The basic concept of wired and wireless technology is radio frequency versus wired endpoint connectivity, both requiring hardware and network connectivity. Organizations or moreover home networks can choose a completely wired or wireless network. Wireless networks allow users to become more mobile, however speeds are not as proficient as wired, therefore many companies choose a wired and wireless network configuration, see Figure 3, Wired and Wireless Network Configuration for architecture details. This configuration also allows for additional security, increases data privacy, and secure transmission of data.
Figure 3: Wired and Wireless Network Configuration
Source: (Edwards, Grinter, Mahajan, & Wetherall, 2011, June, p. 64)
Hardware: Setting up your hardware is the first step in preparing your environment for both wired and wireless communication. Your computer must have a network interface card (NIC) this allows connectivity from your computer to the network. (Martin & Muscatello, 2005).
Network Connectivity: You will need a modem to establish connectivity to the internet using network cables (Ethernet). Your modem will work together with a router which is a device that routes traffic from one network to another using an ISP network. The router allows for user access to the internet. A hub or switch is used to join multiple computers or devices within a network, such as printers. Traditionally these are used within a star topology and allows for easy add/removal of additional computer to the network. (Martin & Muscatello, 2005). A switch can filter packets, however a hub cannot.

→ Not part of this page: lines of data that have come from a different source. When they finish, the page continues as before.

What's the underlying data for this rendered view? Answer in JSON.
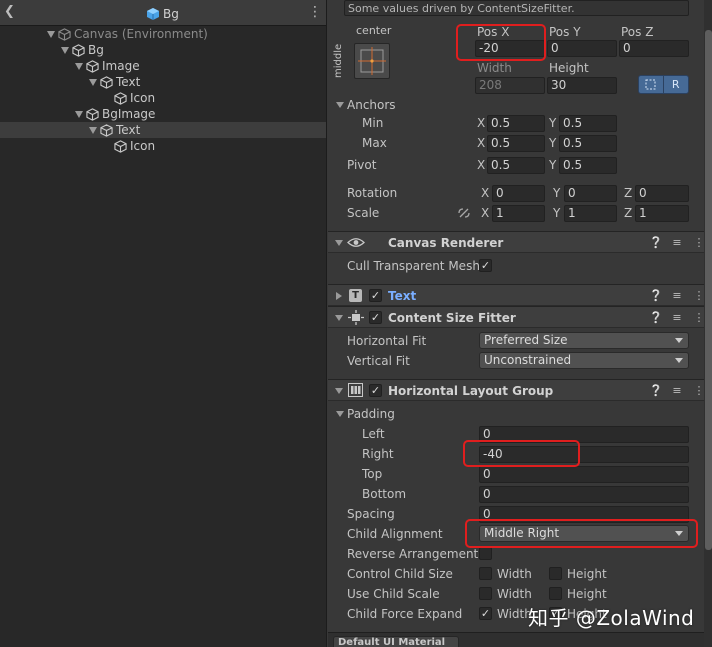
{
  "hierarchy": {
    "title": "Bg",
    "rows": [
      {
        "label": "Canvas (Environment)"
      },
      {
        "label": "Bg"
      },
      {
        "label": "Image"
      },
      {
        "label": "Text"
      },
      {
        "label": "Icon"
      },
      {
        "label": "BgImage"
      },
      {
        "label": "Text"
      },
      {
        "label": "Icon"
      }
    ]
  },
  "inspector": {
    "driven_note": "Some values driven by ContentSizeFitter.",
    "anchor_preset": {
      "horizontal": "center",
      "vertical": "middle"
    },
    "rect": {
      "posx_label": "Pos X",
      "posx": "-20",
      "posy_label": "Pos Y",
      "posy": "0",
      "posz_label": "Pos Z",
      "posz": "0",
      "width_label": "Width",
      "width": "208",
      "height_label": "Height",
      "height": "30",
      "r_button": "R"
    },
    "anchors": {
      "label": "Anchors",
      "min_label": "Min",
      "min_x": "0.5",
      "min_y": "0.5",
      "max_label": "Max",
      "max_x": "0.5",
      "max_y": "0.5"
    },
    "pivot": {
      "label": "Pivot",
      "x": "0.5",
      "y": "0.5"
    },
    "rotation": {
      "label": "Rotation",
      "x": "0",
      "y": "0",
      "z": "0"
    },
    "scale": {
      "label": "Scale",
      "x": "1",
      "y": "1",
      "z": "1"
    },
    "axis": {
      "x": "X",
      "y": "Y",
      "z": "Z"
    },
    "canvas_renderer": {
      "title": "Canvas Renderer",
      "cull_label": "Cull Transparent Mesh"
    },
    "text_component": {
      "title": "Text"
    },
    "content_size_fitter": {
      "title": "Content Size Fitter",
      "hfit_label": "Horizontal Fit",
      "hfit_value": "Preferred Size",
      "vfit_label": "Vertical Fit",
      "vfit_value": "Unconstrained"
    },
    "hlayout": {
      "title": "Horizontal Layout Group",
      "padding_label": "Padding",
      "left_label": "Left",
      "left": "0",
      "right_label": "Right",
      "right": "-40",
      "top_label": "Top",
      "top": "0",
      "bottom_label": "Bottom",
      "bottom": "0",
      "spacing_label": "Spacing",
      "spacing": "0",
      "alignment_label": "Child Alignment",
      "alignment_value": "Middle Right",
      "reverse_label": "Reverse Arrangement",
      "control_label": "Control Child Size",
      "use_scale_label": "Use Child Scale",
      "force_label": "Child Force Expand",
      "width_opt": "Width",
      "height_opt": "Height"
    },
    "material_label": "Default UI Material"
  },
  "watermark": "知乎 @ZolaWind",
  "colors": {
    "highlight": "#e01e1e",
    "text_link": "#7aaeff"
  }
}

Wired networks, also known as local area network (LAN) is the most common type of Ethernet topology. (Martin & Muscatello, 2005). The composition of a wired network simply put, is two or more computers connected by wired cables, see Figure 4, Wired LAN Topology. Today, optical fiber has been used to transmit 100 terabits per second while Ethernet cable speeds can range upwards to 10 Gbps. Optical fiber is more effective in long distance data transmission, though signal degrades with both. Fiber delivers qualitative services with longer distance transmission rates, however Ethernet is more cost effective and easier to install.
Figure 4: Wired LAN Topology

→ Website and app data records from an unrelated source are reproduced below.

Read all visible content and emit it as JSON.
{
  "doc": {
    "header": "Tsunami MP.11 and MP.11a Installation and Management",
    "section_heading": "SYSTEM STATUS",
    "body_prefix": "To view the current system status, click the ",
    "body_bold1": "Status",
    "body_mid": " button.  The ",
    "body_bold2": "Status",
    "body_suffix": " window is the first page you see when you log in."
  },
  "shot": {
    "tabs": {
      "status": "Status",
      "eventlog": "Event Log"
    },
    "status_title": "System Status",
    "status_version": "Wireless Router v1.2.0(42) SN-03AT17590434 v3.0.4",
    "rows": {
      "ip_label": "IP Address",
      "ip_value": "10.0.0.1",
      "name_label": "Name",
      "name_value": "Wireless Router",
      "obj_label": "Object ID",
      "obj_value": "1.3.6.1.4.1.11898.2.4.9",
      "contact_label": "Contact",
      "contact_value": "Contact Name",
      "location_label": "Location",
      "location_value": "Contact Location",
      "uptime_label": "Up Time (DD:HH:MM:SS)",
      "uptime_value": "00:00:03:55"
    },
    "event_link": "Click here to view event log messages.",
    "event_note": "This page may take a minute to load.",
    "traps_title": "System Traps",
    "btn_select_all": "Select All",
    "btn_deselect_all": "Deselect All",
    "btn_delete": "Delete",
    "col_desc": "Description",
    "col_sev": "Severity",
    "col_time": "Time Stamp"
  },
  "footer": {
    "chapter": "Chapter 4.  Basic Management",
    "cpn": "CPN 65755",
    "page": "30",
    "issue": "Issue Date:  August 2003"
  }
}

Using a NIC or Ethernet adapter, a wired network can be used to connect one or more endpoints or can be used to connect to a wireless network topology, see Figure 5 which depicts a multi-access point topology. Ethernet adapters can be part of the computer’s internal component or built in port, but can also be external.
The 3 most commonly used wired topologies are star, ring, and bus.

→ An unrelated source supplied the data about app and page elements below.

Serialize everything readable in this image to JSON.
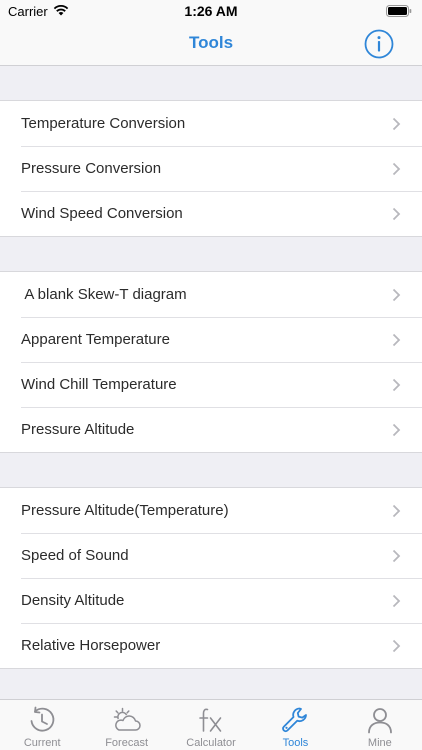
{
  "status_bar": {
    "carrier": "Carrier",
    "time": "1:26 AM",
    "wifi_icon": "wifi-icon",
    "battery_icon": "battery-icon"
  },
  "nav": {
    "title": "Tools",
    "info_icon": "info-icon"
  },
  "colors": {
    "accent": "#2f86d8",
    "inactive": "#8e8e93",
    "background": "#efeff4"
  },
  "sections": [
    {
      "items": [
        {
          "label": "Temperature Conversion"
        },
        {
          "label": "Pressure Conversion"
        },
        {
          "label": "Wind Speed Conversion"
        }
      ]
    },
    {
      "items": [
        {
          "label": " A blank Skew-T diagram"
        },
        {
          "label": "Apparent Temperature"
        },
        {
          "label": "Wind Chill Temperature"
        },
        {
          "label": "Pressure Altitude"
        }
      ]
    },
    {
      "items": [
        {
          "label": "Pressure Altitude(Temperature)"
        },
        {
          "label": "Speed of Sound"
        },
        {
          "label": "Density Altitude"
        },
        {
          "label": "Relative Horsepower"
        }
      ]
    }
  ],
  "tabs": [
    {
      "label": "Current",
      "icon": "clock-refresh-icon",
      "active": false
    },
    {
      "label": "Forecast",
      "icon": "cloud-sun-icon",
      "active": false
    },
    {
      "label": "Calculator",
      "icon": "fx-icon",
      "active": false
    },
    {
      "label": "Tools",
      "icon": "wrench-icon",
      "active": true
    },
    {
      "label": "Mine",
      "icon": "person-icon",
      "active": false
    }
  ]
}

Star: The more unsophisticated configuration, the star is a topology for a LAN which all computers are individually connected to a central access point such as hub or switch. With each computer individually connected, this topology...